Monthly Archives: December 2011
Newt Gingrich said Thursday night that if President Barack Obama declines his challenge to seven Lincoln-Douglas-style debates, he will follow the president everywhere he goes and rebut Obama’s remarks after he makes them.
His inspiration, Gingrich said, is Abraham Lincoln, who followed Stephen Douglas when he shied away from debating him.
If Obama ducks debating him, Gingrich said, “I will announce that as of this evening, the White House will be my scheduler, and wherever the president goes I will show up four hours later to respond to his speech.”
Lincoln adopted this strategy in his 1858 race against Douglas in order to draw attention to his own arguments against the incumbent’s position on the extension of slavery. As Douglas travelled throughout Illinois and drew crowds of listeners, Lincoln tagged along to deliver his own rebuttals, either in the evening or on the following day.
One state newspaper called the tactic “desperate,” but Lincoln was committed to mounting a vigorous opposition. As the less prominent candidate, Lincoln knew that he stood to gain from engaging Douglas publicly, which is one reason why Douglas was reluctant to agree to Lincoln’s eventual proposal for a series of formal debates.

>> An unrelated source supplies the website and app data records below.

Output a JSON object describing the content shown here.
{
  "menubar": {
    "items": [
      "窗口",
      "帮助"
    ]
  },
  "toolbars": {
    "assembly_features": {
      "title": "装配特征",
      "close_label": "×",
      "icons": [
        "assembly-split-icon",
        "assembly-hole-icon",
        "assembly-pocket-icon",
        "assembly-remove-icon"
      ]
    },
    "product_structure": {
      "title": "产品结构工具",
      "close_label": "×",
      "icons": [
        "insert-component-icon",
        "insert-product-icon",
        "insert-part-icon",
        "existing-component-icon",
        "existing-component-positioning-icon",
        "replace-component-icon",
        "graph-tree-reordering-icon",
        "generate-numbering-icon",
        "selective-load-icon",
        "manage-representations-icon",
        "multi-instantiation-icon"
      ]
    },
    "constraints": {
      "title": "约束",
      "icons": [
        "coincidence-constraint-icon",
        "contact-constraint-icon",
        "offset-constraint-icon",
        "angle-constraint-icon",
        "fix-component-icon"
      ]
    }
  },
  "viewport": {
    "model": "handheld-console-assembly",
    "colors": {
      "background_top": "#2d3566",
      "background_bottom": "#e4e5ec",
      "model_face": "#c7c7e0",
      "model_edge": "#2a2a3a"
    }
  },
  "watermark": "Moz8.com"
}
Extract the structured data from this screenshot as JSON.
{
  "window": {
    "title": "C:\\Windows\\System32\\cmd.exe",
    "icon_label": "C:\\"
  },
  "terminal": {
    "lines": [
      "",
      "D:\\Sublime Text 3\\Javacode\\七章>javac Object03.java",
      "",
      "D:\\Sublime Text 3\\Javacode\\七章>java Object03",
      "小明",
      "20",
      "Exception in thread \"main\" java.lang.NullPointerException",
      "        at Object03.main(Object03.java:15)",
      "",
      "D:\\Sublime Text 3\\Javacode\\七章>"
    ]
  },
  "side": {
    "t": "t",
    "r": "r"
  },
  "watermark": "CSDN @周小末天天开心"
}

Although Douglas prevailed in the Senate race, he knew that Lincoln would be a formidable opponent, saying, “I shall have my hands full…if I beat him, my victory will be hardly won.” And it was.